“Classic phishing attacks are dependent on normal e-mail as anattack medium,” the group’s Peter Cassidy told TechNewsWorld. “If you can slow down the volume of spam, you can slow down the number of successful hits that phishing attacks make.”
“Yahoo and Microsoft finally got together on Sender ID,” Cassidy said. “If that’s widely adopted it should cut down the number of raw spams allowed to traverse the Internet.”
The Phish Story
Phishing involves the mass distribution of “spoofed” e-mail messages with return addresses, links and branding which appear to originate from banks, insurance agencies, retailers or credit card companies.
The bogus messages can trick their recipients into divulging personal authentication data such as account information, credit card or social security numbers and PINs. Because the e-mails look genuine, recipients respond to them and become victims of identity theft and other fraudulent activity.
Phishing can also involve the planting of clandestine code on a computerfor filching information in real time through programs like key loggers.
Sender authentication will be very successful in getting rid of the “script kiddies,” but it won’t discourage more sophisticated phishers from their avocation, the working group’s Cassidy maintained. “What will happen is that the professionals will start bearing down on stuff that needs a greater degree of sophistication,” he said.
Signs of these more sophisticated phishing vehicles have already been discovered in the wild.
These vehicles use encryption to evade detection by antivirus software.

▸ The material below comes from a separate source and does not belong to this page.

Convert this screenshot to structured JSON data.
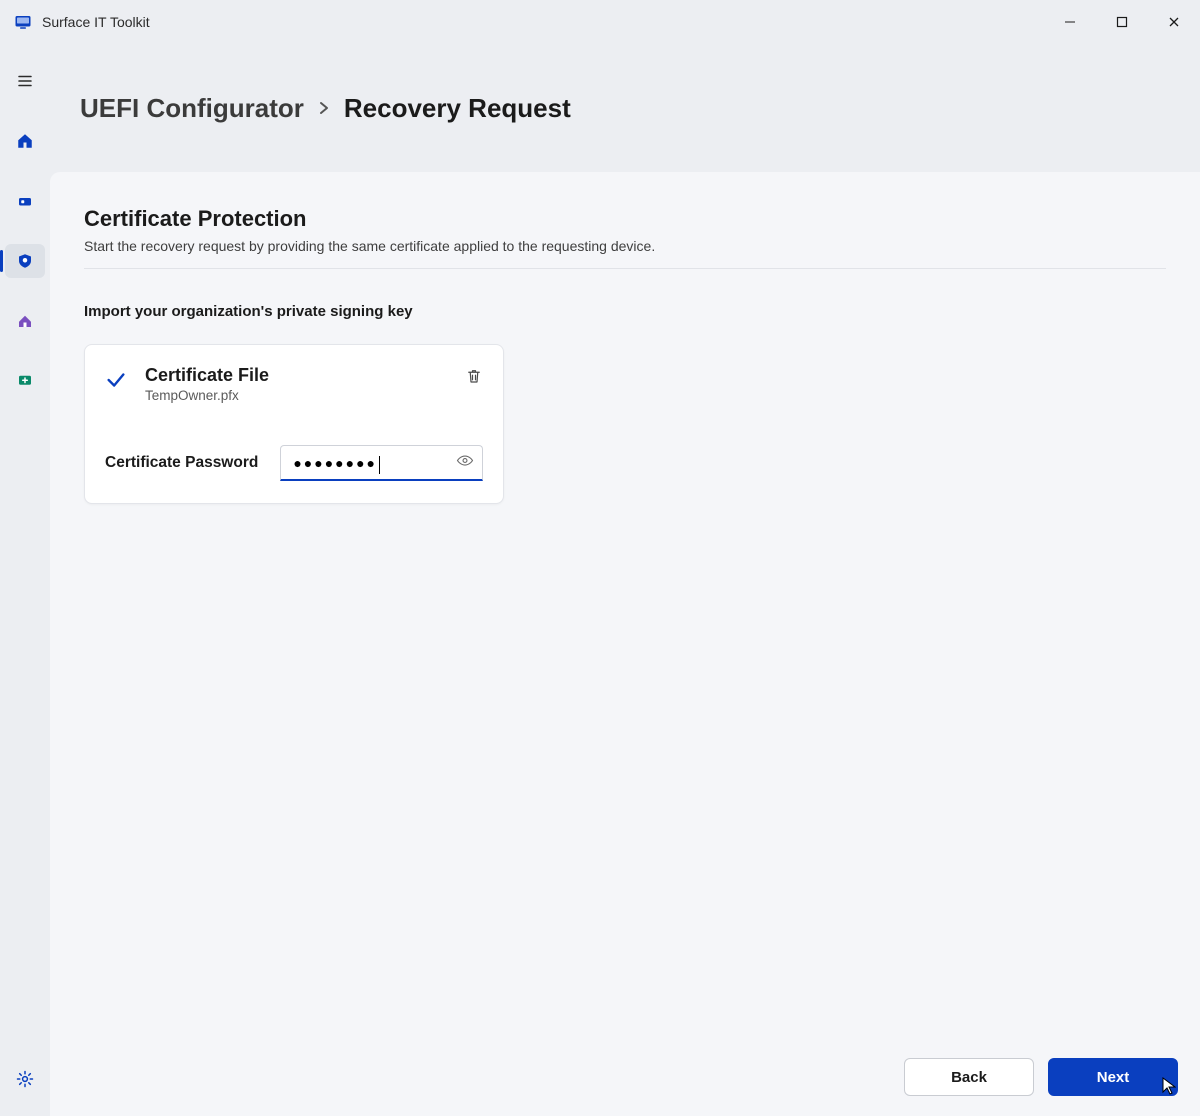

Once nested on a computer, they begin logging keystrokes based on discrete events, such as accessing an online bank account. Then the logsare sent to a phisher without the computer operator’s knowledge.
“There has been a huge shift in phishing from last November to this summer in terms of how attacks are done,” Bill Franklin, president of 0Spam Network Corporation in Coral Gables, Florida, told TechNewsWorld.
“There weren’t any of these sophisticated attacks last fall,” Franklin said. “It would take a good four to six months” for a phishing attack to target a security gap. “Whereas now,” he said, “if a security exploit is observed, in two weeks — guaranteed — there’s going to be a virus and phishing attack that take advantage of that.”
According to the group’s report, the financial services sector remains the top target of phishers, garnering more than1,000 of the new unique attacks. Citibank alone amassed 492 attacks, a 32 percent jump from the previous month.
Financial Sector Fights Back
Because it has become a prime target of phishers, the industry has launched an initiative through the Financial Services Technology Consortium (FSTC) to define the full scope of the phishing problem and find new solutions to it.
“That’s the first of program of its kind to attack phishing specifically,” Cassidy noted.
“The FTSC project will be useful because it will be shared more broadly in the industry,” observed Jim Maloney, chief security executive at Corillian in Portland, Oregon, a provider of online banking solutions.
“It will give us a better idea of the full scope of the problem and the full range of solutions that can applied to it,” he told TechNewsWorld.